I saw this post on Instagram by Jennifer-Rose. Jennifer is a popular hair stylist in New York and she specializes in hair color and natural hair. She appeared on Taren Guy’s salon series. I was curious to know why she hates henna so much. I tried using henna once and I was curious about the science behind it. When that curiosity piques, I head over to my good buddy, Google, to help me out.
Henna is also known as Lawasonia inermis. It is a plant used for hair dyeing and body art. The henna leaves are typically ground into a powder.

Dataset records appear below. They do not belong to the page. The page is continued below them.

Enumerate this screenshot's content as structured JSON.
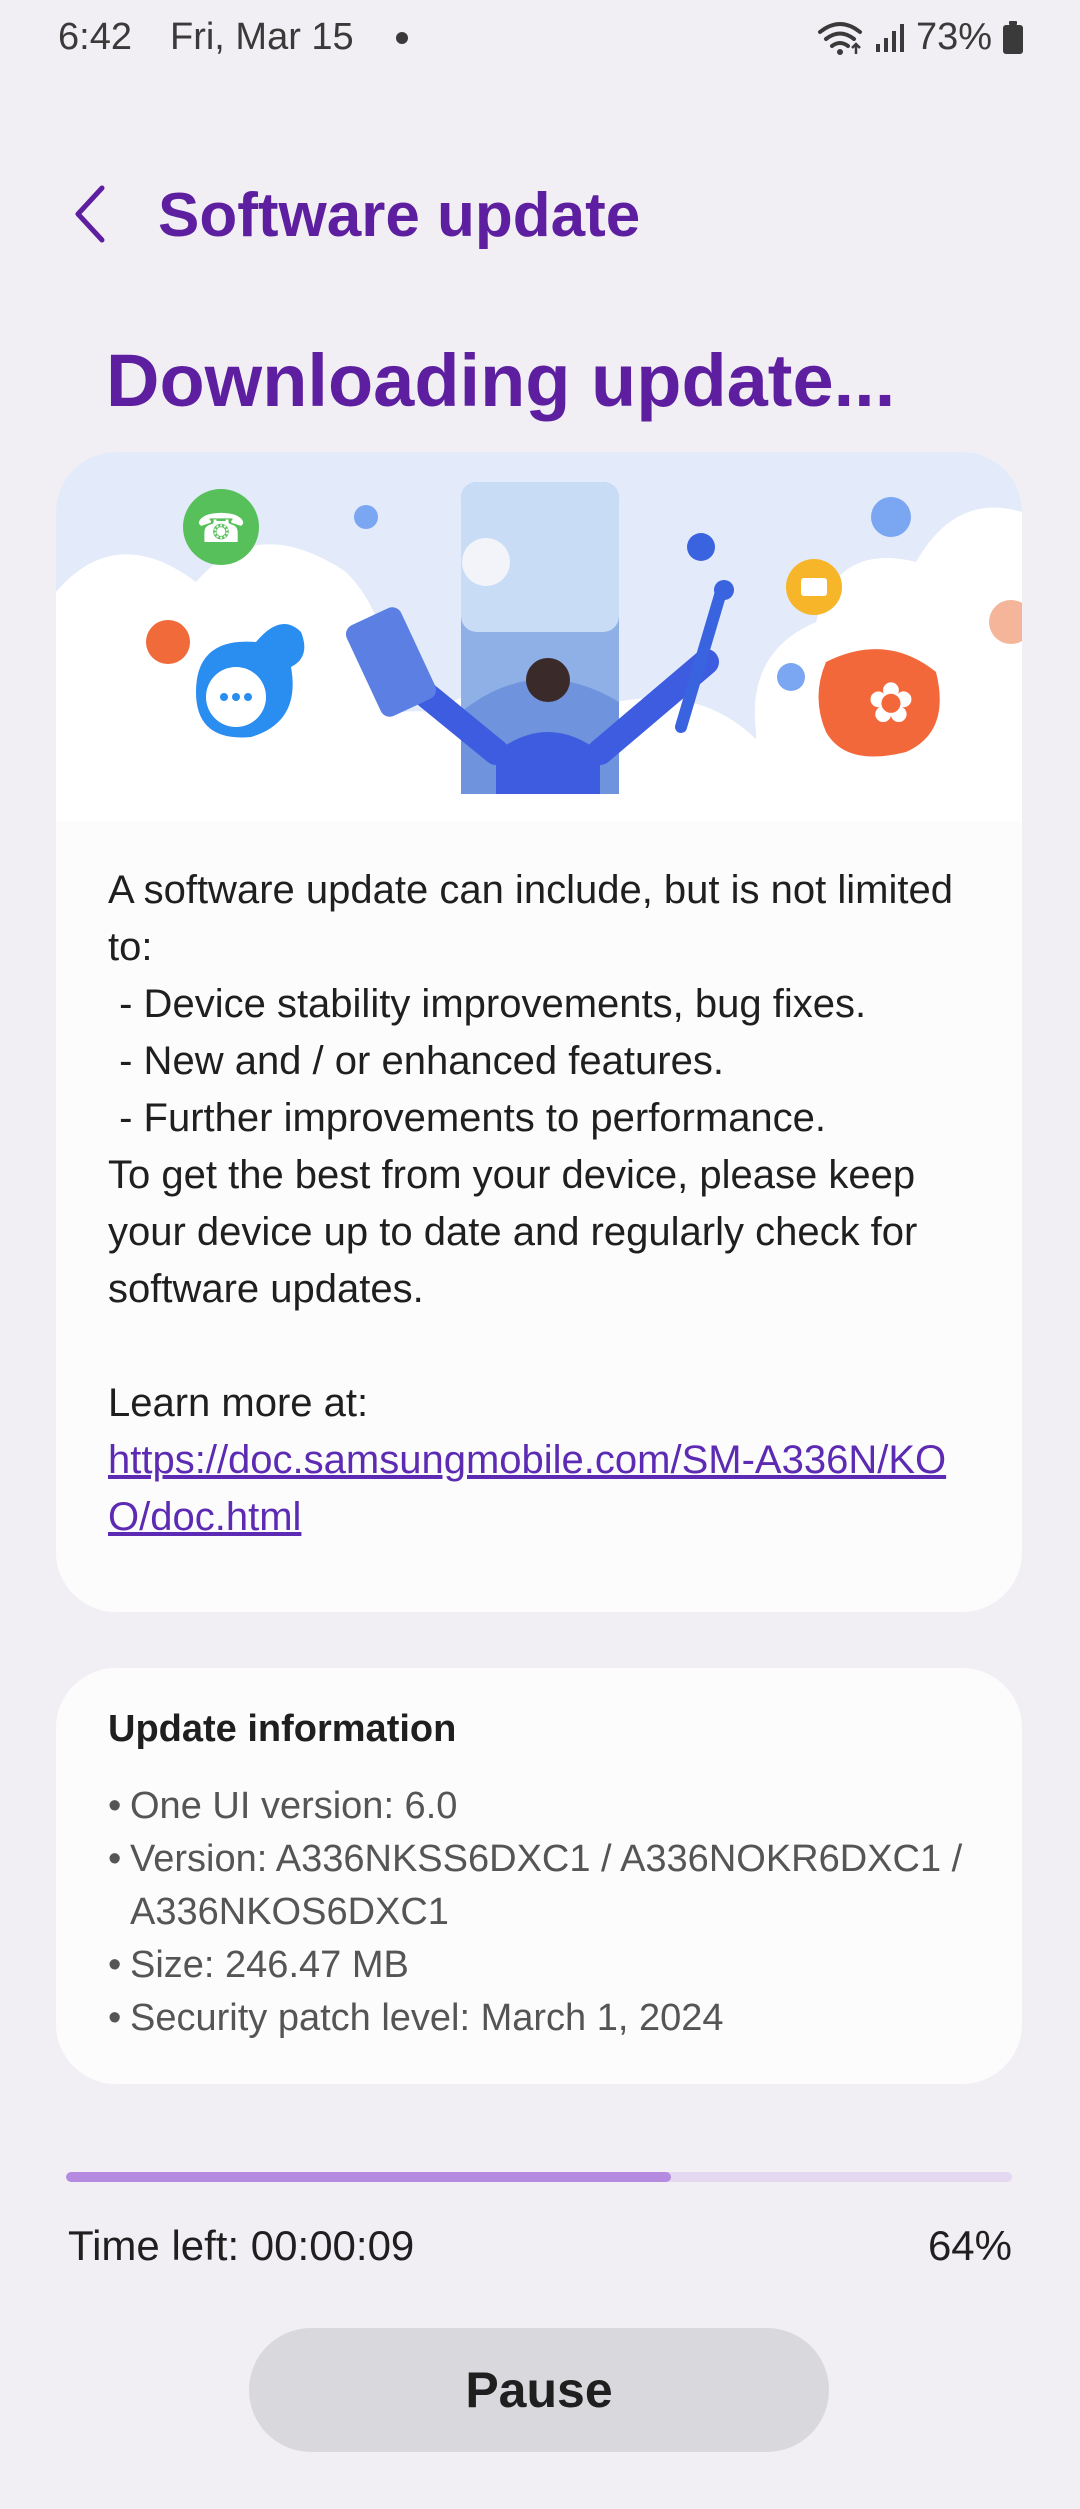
{
  "status_bar": {
    "time": "6:42",
    "date": "Fri, Mar 15",
    "battery": "73%",
    "icons": [
      "wifi-icon",
      "signal-icon",
      "battery-icon"
    ]
  },
  "header": {
    "back_icon": "back-arrow-icon",
    "title": "Software update"
  },
  "page_heading": "Downloading update...",
  "description": {
    "text": "A software update can include, but is not limited to:\n - Device stability improvements, bug fixes.\n - New and / or enhanced features.\n - Further improvements to performance.\nTo get the best from your device, please keep your device up to date and regularly check for software updates.\n\nLearn more at:",
    "link": "https://doc.samsungmobile.com/SM-A336N/KOO/doc.html"
  },
  "update_info": {
    "title": "Update information",
    "items": [
      "One UI version: 6.0",
      "Version: A336NKSS6DXC1 / A336NOKR6DXC1 / A336NKOS6DXC1",
      "Size: 246.47 MB",
      "Security patch level: March 1, 2024"
    ]
  },
  "progress": {
    "fraction": 0.64,
    "time_left": "Time left: 00:00:09",
    "percent": "64%"
  },
  "pause_label": "Pause",
  "colors": {
    "accent": "#5d1fa0",
    "link": "#5d2bb3",
    "progress_fill": "#b48be0",
    "progress_track": "#e3d8f0",
    "background": "#f1eff4"
  }
}
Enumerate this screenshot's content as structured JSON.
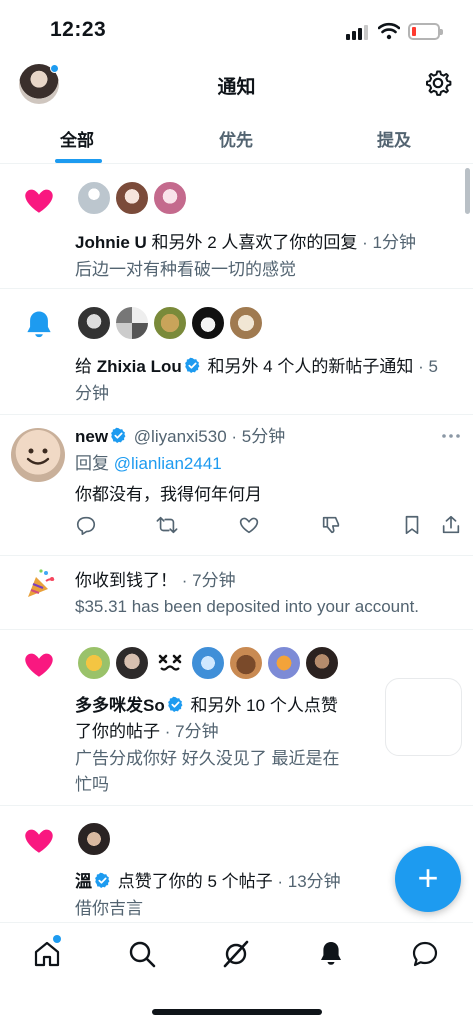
{
  "status_bar": {
    "time": "12:23"
  },
  "header": {
    "title": "通知"
  },
  "tabs": [
    {
      "label": "全部"
    },
    {
      "label": "优先"
    },
    {
      "label": "提及"
    }
  ],
  "notifications": [
    {
      "type": "like",
      "actor": "Johnie U",
      "text": " 和另外 2 人喜欢了你的回复",
      "time": "1分钟",
      "snippet": "后边一对有种看破一切的感觉"
    },
    {
      "type": "subscription",
      "prefix": "给 ",
      "actor": "Zhixia Lou",
      "text": " 和另外 4 个人的新帖子通知",
      "time": "5",
      "time2": "分钟"
    },
    {
      "type": "reply",
      "name": "new",
      "handle": "@liyanxi530",
      "time": "5分钟",
      "reply_prefix": "回复 ",
      "reply_to": "@lianlian2441",
      "body": "你都没有，我得何年何月"
    },
    {
      "type": "money",
      "title": "你收到钱了！",
      "time": "7分钟",
      "detail": "$35.31 has been deposited into your account."
    },
    {
      "type": "like",
      "actor": "多多咪发So",
      "text": " 和另外 10 个人点赞",
      "text2": "了你的帖子",
      "time": "7分钟",
      "snippet": "广告分成你好 好久没见了 最近是在",
      "snippet2": "忙吗"
    },
    {
      "type": "like",
      "actor": "溫",
      "text": " 点赞了你的 5 个帖子",
      "time": "13分钟",
      "snippet": "借你吉言"
    }
  ],
  "sep": " · ",
  "colors": {
    "accent": "#1d9bf0",
    "like": "#f91880",
    "text": "#0f1419",
    "muted": "#536471"
  },
  "icons": {
    "nav": [
      "home-icon",
      "search-icon",
      "grok-icon",
      "bell-icon",
      "messages-icon"
    ],
    "actions": [
      "reply-icon",
      "retweet-icon",
      "like-icon",
      "dislike-icon",
      "bookmark-icon",
      "share-icon"
    ]
  }
}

Inside the plant cells is the lawsone molecule. The lawsone molecule is responsible for the dying and possible change in hair structure. In order to get the lawsone molecule out of the plant cell, one needs to break down the cell wall. Plant cell walls are pretty strong and made of cellulose. Most henna procedures require using some acidic liquid (tea, lemon juice, etc.) to mix the powder into a paste. This paste is usually left for several hours to a day. The acid helps to break down the cellulose and release the lawsone molecule. Once the molecule is free it can easily bind to one’s hair.
The lawsone molecule has an extremely high affinity to keratin. This means that it really, really, REALLY likes to bind to keratin. Keratin is one of the major components of hair. It binds via a process called the Michael Reaction. Even though the Michael reaction is reversible, henna application for hair is essentially permanent. To remove henna, one needs to strip it peroxide or bleach. 😯
Many people have noticed a difference in hair texture with prolonged use of henna. [Lipstick Alley, Minimalist Beauty] I think the strong binding of lawsone to keratin may attribute to this effect. Henna is a deposit-only dye. This means that it attached to the hair cuticle. It is different from other penetrative dyes that lift the hair cuticle and attached to the inner parts of the hair. It is possible that over time the continued depositing of henna adds weight to the hair which may elongate the curls.
My major concern with henna is that it may affect how my hair processes when I relax it. I also don’t want to change my hair color. Cassia obovata is an option for those who don’t want to color their hair. I didn’t find too much information about how it binds to hair. However, it doesn’t stain your hands like henna does so it may be possible that the affinity is not as strong as henna.
Do you use henna? What is your experience?
A quantitative study of dyeing with lawsone B. I. H. AMRO, K. C. JAMES, and T. D. TURNER, J. Soc Cosmet. Chem. 45, pp 159-165 (May/June1994)
The chemistry of henna – Cthuliz ()